The Triple Payout in Action
I’ve personally deployed the Triple Payout twice in my career. The first time was about 12 years ago. And it was completely by accident that it worked out the way it did. However, the second time I maneuvered a triple payout was two years ago, and this time it was entirely on purpose. And the payoff both times was huge! Let me explain…
The Accidental Payout
Back in 2005 I began looking for a new job. I wanted to advance my career and make more money. Shortly after interviewing for a director-level position with a new company, I was super excited to receive a job offer that exceeded my income expectations – 20% pay raise!
But, there was a catch. The job title had been changed from director to manager. It felt like a bait and switch and I was incredibly disappointed.
I went back to the hiring manager to discuss the job title, but she wouldn’t budge. Instead, she offered to work with me on a plan to develop into a director-level position over time.
I’m not going to lie; I hated her proposal. I coveted a director title! Although I had some serious reservations, I decided the pay increase was worth it and accepted the position with the hope that she would fulfill her promise.

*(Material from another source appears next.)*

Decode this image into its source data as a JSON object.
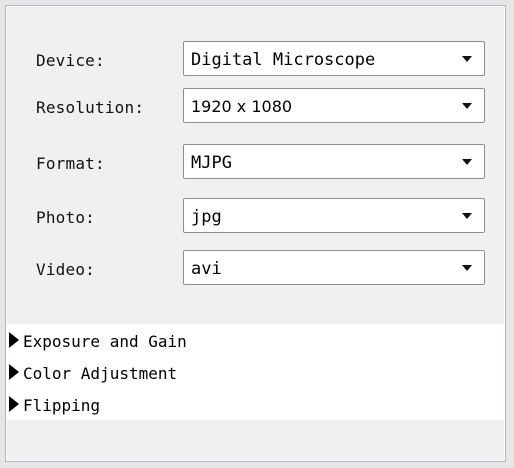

As fate would have it, after spending her entire 25+ year career with the company, my new manager quit about 9 months after she hired me. Leaving me without a path to that promotion! At least that’s what I initially thought…
A few months after her replacement was hired, I made my new boss aware of the agreement his predecessor had made me with me when I was hired. In response, and much to my surprise, he immediately worked with HR to push my promotion forward.

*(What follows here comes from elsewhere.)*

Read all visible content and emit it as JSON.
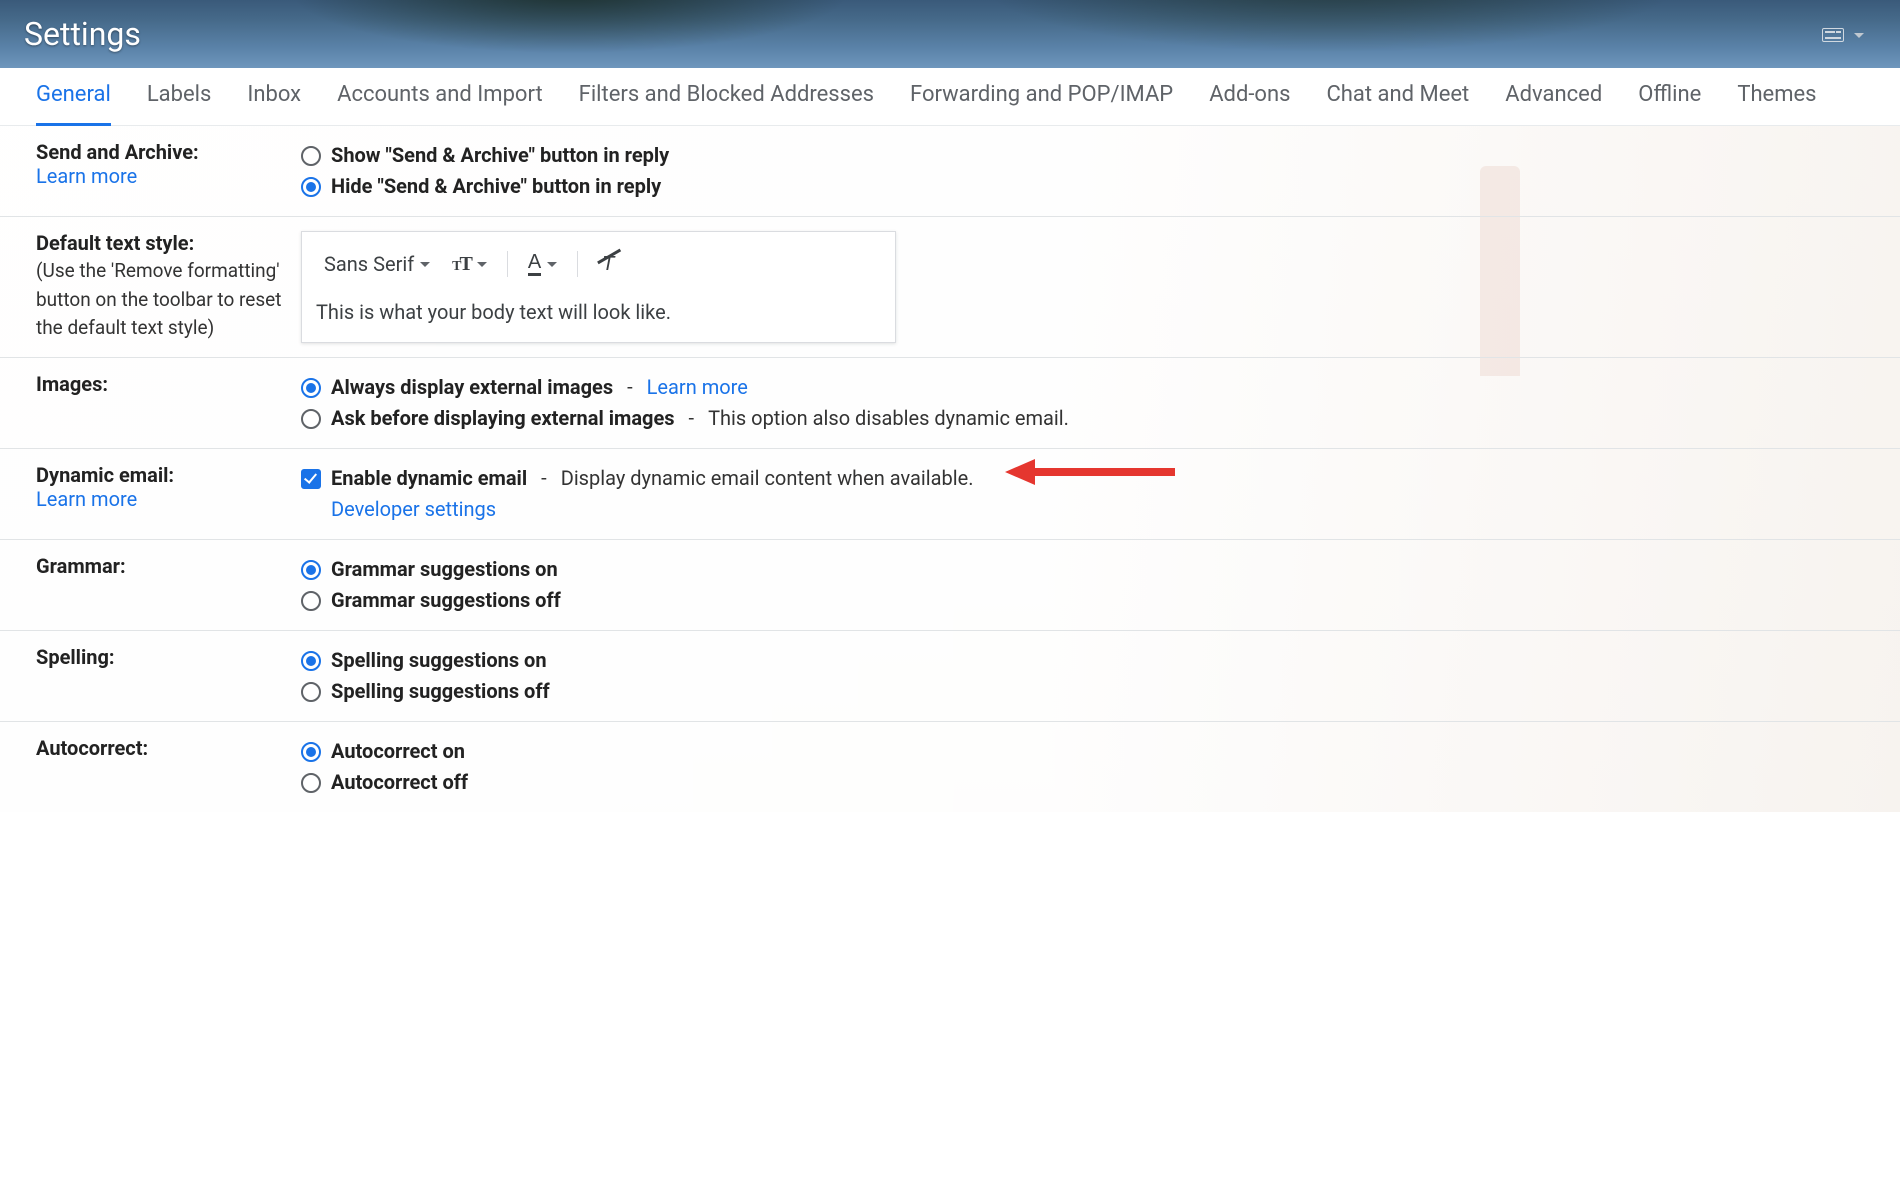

One year after I was initially hired with a 20% pay increase, I was promoted to director and received another big bump in salary!
In total, I grew my income 40% in 12 months. This would never have happened if I had solely fixated on negotiating my immediate job offer and title.
A lesson that I took with me when I changed employers again 10 years later.
The Purposeful Payout
Fast forward to 2015. I was happily working for a mid-size technology company when a new opportunity presented itself. It was a senior-level role at a much larger, global technology company. After months of interviews, I was finally offered the position.
The financials of the job offer were solid – 15% pay increase. However, the job title/grade was less desirable. This time I knew exactly what to do. Repeat the Triple Payout!
My number one priority was to make as much money as possible (so I could achieve financial freedom as quickly as possible!). The job title was less important to me, BUT my future employer didn’t know this. So, I made the job title a key part of my acceptance terms.
Rather than negotiate a bigger job title, I indicated my strong desire to advance and asked that I be considered for a promotion based on my performance in the coming 12-18 months. My new boss agreed.
And as it turned out, 18 months after starting at my new company, I did get that promotion and a second big pay raise. In total, I increased my annual earnings by more than 40% in less than two years. Success!
Not a Slam Dunk, But Nothing to Lose
Now, I’ll admit that deploying the Triple Payout when changing companies isn’t a sure thing. There’s no guarantee you’ll get promoted or get that second bump in pay. Your new boss may leave the company or choose not to follow through with a promotion. But what do you have to lose?
If you want to make more money at work, change companies and put the Triple Payout in motion. Forgo the bigger title. Instead, negotiate a near-term promotion opportunity into your job offer. Best case, you get two healthy pay raises in less than two years and increase your market value. Worst case, you still make more money at a new company. That’s better than nothing!